### YOUR GOAL
Only the lines holding the word "Setup" are wanted; copy each of them from the listing.

● ● ● ● ●

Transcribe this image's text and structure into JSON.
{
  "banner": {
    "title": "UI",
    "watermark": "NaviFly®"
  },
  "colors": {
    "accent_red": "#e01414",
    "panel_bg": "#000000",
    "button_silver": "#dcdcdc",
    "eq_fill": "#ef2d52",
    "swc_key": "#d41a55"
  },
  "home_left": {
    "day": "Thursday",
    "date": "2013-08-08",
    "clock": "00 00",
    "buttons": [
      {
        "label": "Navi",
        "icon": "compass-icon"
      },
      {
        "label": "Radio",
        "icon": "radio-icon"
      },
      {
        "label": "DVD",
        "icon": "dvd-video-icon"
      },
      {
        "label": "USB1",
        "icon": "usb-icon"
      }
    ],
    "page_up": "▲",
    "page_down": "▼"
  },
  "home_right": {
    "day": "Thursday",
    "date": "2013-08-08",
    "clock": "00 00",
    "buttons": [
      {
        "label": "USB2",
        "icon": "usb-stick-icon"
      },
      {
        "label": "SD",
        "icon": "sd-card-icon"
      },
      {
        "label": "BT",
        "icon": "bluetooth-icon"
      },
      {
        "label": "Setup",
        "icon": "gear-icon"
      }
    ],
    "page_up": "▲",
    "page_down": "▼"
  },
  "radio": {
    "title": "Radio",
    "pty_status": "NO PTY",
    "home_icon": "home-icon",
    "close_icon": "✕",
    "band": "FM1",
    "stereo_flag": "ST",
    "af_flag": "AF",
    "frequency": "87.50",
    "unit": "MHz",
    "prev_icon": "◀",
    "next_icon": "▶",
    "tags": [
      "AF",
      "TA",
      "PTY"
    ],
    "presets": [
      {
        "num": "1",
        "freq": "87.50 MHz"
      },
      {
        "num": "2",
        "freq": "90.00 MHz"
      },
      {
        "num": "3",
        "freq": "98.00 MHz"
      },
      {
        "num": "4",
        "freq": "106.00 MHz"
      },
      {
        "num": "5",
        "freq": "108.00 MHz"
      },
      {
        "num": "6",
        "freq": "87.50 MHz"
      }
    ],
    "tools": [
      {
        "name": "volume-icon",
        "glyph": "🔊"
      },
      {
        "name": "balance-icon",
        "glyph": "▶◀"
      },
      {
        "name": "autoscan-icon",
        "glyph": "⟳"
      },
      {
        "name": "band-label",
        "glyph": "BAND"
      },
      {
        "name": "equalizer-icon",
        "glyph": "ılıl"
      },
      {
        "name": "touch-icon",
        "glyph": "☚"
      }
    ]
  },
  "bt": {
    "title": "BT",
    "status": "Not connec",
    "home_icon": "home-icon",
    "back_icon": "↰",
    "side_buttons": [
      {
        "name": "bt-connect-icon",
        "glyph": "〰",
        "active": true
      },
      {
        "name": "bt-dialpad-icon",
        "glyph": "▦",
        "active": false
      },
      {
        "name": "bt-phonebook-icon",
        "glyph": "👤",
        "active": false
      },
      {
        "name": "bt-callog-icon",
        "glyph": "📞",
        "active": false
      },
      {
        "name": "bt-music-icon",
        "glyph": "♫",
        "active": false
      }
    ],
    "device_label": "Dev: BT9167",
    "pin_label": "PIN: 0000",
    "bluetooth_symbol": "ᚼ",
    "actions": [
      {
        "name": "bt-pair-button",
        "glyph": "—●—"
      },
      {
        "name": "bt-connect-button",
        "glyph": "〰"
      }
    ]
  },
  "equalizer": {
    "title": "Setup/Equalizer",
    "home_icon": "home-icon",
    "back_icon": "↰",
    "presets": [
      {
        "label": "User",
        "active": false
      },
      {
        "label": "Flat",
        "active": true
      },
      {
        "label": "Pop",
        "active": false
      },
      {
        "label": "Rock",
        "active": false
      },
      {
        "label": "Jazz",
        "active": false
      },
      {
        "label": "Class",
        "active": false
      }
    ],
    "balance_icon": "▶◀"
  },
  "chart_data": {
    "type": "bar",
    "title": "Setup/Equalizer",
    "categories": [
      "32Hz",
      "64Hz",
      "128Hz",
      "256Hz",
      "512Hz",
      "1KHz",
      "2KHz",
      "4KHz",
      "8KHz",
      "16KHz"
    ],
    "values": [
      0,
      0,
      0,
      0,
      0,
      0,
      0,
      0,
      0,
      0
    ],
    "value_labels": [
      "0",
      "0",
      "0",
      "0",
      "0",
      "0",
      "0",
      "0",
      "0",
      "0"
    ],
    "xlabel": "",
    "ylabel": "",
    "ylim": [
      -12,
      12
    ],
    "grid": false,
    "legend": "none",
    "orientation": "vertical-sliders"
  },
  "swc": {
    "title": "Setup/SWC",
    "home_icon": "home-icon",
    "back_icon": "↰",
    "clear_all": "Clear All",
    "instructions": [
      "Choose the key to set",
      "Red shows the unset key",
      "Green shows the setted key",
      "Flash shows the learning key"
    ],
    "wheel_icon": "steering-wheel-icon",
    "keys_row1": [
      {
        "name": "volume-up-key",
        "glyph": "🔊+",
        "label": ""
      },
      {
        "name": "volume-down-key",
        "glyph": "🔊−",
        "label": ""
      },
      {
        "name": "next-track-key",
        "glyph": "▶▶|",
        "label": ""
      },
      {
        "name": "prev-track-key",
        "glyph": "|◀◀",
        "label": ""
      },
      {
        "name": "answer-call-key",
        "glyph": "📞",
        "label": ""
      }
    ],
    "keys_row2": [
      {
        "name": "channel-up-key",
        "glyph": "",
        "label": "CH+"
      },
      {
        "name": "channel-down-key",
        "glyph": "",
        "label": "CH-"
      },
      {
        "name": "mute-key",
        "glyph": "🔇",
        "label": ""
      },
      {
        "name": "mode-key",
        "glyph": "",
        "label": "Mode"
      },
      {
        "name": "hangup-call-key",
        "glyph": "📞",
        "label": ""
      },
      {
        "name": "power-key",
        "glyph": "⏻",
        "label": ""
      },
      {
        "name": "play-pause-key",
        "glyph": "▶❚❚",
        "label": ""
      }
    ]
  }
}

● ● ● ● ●

### RESULT OF THIS EXERCISE
        "label": "Setup",
    "title": "Setup/Equalizer",
    "title": "Setup/Equalizer",
    "title": "Setup/SWC",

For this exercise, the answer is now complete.